AB - To prevent epidemics, insect societies have evolved collective disease defences that are highly effective at curing exposed individuals and limiting disease transmission to healthy group members. Grooming is an important sanitary behaviour—either performed towards oneself (self-grooming) or towards others (allogrooming)—to remove infectious agents from the body surface of exposed individuals, but at the risk of disease contraction by the groomer. We use garden ants (Lasius neglectus) and the fungal pathogen Metarhizium as a model system to study how pathogen presence affects self-grooming and allogrooming between exposed and healthy individuals. We develop an epidemiological SIS model to explore how experimentally observed grooming patterns affect disease spread within the colony, thereby providing a direct link between the expression and direction of sanitary behaviours, and their effects on colony-level epidemiology. We find that fungus-exposed ants increase self-grooming, while simultaneously decreasing allogrooming. This behavioural modulation seems universally adaptive and is predicted to contain disease spread in a great variety of host–pathogen systems. In contrast, allogrooming directed towards pathogen-exposed individuals might both increase and decrease disease risk. Our model reveals that the effect of allogrooming depends on the balance between pathogen infectiousness and efficiency of social host defences, which are likely to vary across host–pathogen systems.
AU - Theis, Fabian
AU - Ugelvig, Line V
AU - Marr, Carsten
AU - Cremer, Sylvia
ID - 1830
IS - 1669
JF - Philosophical Transactions of the Royal Society of London. Series B, Biological Sciences
SN - 0962-8436
TI - Opposing effects of allogrooming on disease transmission in ant societies
VL - 370
ER -
TY - GEN

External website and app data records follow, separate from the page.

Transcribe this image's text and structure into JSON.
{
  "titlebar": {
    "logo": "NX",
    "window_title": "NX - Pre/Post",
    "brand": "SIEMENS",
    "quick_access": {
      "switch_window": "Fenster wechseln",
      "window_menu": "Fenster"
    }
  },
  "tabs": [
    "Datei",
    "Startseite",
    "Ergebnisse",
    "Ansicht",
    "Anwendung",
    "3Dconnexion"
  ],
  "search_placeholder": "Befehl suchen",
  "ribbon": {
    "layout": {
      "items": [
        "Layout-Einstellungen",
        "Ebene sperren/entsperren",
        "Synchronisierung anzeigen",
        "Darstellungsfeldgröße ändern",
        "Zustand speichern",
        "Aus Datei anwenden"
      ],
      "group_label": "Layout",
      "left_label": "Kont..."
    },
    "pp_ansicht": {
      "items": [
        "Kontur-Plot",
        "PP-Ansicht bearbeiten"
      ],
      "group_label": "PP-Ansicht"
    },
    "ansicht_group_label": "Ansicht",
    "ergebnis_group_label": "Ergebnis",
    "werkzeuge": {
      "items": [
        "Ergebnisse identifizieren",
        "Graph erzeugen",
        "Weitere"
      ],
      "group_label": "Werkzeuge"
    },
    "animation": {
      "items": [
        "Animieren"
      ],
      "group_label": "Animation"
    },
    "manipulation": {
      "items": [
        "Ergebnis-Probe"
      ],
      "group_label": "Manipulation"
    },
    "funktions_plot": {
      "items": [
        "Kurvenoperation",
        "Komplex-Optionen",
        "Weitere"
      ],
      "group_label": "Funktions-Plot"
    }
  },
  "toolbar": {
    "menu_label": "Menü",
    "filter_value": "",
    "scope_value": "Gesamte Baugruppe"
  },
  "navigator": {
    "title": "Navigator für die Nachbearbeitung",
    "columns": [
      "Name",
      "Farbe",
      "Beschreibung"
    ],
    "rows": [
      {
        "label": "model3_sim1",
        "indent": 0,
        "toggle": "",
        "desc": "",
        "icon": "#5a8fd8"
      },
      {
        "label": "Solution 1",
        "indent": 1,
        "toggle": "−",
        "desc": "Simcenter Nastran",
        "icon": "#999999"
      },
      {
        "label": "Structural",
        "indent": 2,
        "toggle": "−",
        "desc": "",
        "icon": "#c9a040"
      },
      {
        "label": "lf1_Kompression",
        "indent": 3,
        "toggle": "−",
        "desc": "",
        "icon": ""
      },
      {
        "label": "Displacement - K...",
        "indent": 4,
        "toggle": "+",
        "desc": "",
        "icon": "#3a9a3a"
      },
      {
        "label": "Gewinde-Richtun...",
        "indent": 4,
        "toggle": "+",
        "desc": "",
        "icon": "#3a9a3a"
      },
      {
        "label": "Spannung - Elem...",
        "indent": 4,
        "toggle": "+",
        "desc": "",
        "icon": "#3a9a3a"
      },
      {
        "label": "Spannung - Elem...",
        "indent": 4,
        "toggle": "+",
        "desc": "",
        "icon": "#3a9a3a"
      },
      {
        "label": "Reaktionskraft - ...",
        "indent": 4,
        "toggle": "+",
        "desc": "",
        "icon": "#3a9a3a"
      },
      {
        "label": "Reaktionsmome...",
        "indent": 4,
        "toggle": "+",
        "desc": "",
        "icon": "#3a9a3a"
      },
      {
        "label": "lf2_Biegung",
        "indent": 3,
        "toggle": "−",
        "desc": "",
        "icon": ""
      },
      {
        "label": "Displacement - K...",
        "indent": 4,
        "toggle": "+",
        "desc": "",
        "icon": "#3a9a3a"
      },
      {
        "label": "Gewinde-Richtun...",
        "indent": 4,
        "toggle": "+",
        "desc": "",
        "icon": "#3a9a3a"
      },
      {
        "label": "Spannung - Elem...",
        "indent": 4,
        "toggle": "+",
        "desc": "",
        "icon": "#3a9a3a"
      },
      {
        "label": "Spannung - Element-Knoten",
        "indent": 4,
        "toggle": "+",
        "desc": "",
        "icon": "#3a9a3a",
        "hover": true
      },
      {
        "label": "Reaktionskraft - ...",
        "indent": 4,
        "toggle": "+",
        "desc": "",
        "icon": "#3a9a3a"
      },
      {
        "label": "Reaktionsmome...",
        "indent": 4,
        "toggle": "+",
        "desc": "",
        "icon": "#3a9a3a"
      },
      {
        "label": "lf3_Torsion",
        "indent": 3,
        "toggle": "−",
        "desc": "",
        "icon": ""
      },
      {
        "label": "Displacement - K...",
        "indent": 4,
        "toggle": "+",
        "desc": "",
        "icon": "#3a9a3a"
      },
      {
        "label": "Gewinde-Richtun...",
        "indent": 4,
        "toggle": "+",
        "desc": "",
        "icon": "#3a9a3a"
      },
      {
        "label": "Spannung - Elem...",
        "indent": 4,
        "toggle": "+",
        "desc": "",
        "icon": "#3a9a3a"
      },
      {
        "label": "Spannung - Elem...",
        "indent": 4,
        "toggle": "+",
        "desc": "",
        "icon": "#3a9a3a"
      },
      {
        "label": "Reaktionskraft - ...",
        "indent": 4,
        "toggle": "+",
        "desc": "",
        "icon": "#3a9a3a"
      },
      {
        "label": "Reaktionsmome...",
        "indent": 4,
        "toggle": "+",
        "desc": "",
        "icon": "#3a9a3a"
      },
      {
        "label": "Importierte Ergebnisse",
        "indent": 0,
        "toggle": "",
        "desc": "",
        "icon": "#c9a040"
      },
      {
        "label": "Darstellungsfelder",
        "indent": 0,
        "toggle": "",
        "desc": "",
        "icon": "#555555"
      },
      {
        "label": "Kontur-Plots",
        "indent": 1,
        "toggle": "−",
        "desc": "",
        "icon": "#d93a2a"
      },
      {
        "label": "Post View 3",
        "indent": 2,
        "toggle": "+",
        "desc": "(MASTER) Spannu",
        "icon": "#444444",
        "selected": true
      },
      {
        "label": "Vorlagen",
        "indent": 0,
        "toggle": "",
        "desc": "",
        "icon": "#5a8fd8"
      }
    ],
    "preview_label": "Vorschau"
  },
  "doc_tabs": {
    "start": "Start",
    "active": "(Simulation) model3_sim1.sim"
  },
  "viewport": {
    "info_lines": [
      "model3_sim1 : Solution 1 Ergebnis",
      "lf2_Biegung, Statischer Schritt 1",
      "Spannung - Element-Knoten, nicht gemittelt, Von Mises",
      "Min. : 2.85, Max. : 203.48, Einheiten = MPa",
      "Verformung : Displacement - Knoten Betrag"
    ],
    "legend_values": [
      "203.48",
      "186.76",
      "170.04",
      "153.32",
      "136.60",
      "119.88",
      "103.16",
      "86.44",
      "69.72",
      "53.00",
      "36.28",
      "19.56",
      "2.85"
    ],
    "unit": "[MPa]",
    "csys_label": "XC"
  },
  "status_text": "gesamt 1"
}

AB - Parasitism creates selection for resistance mechanisms in host populations and is hypothesized to promote increased host evolvability. However, the influence of these traits on host evolution when parasites are no longer present is unclear. We used experimental evolution and whole-genome sequencing of Escherichia coli to determine the effects of past and present exposure to parasitic viruses (phages) on the spread of mutator alleles, resistance, and bacterial competitive fitness. We found that mutator alleles spread rapidly during adaptation to any of four different phage species, and this pattern was even more pronounced with multiple phages present simultaneously. However, hypermutability did not detectably accelerate adaptation in the absence of phages and recovery of fitness costs associated with resistance. Several lineages evolved phage resistance through elevated mucoidy, and during subsequent evolution in phage-free conditions they rapidly reverted to nonmucoid, phage-susceptible phenotypes. Genome sequencing revealed that this phenotypic reversion was achieved by additional genetic changes rather than by genotypic reversion of the initial resistance mutations. Insertion sequence (IS) elements played a key role in both the acquisition of resistance and adaptation in the absence of parasites; unlike single nucleotide polymorphisms, IS insertions were not more frequent in mutator lineages. Our results provide a genetic explanation for rapid reversion of mucoidy, a phenotype observed in other bacterial species including human pathogens. Moreover, this demonstrates that the types of genetic change underlying adaptation to fitness costs, and consequently the impact of evolvability mechanisms such as increased point-mutation rates, depend critically on the mechanism of resistance.
AU - Wielgoss, Sébastien
AU - Bergmiller, Tobias
AU - Bischofberger, Anna M.
AU - Hall, Alex R.
ID - 9719
TI - Data from: Adaptation to parasites and costs of parasite resistance in mutator and non-mutator bacteria
ER -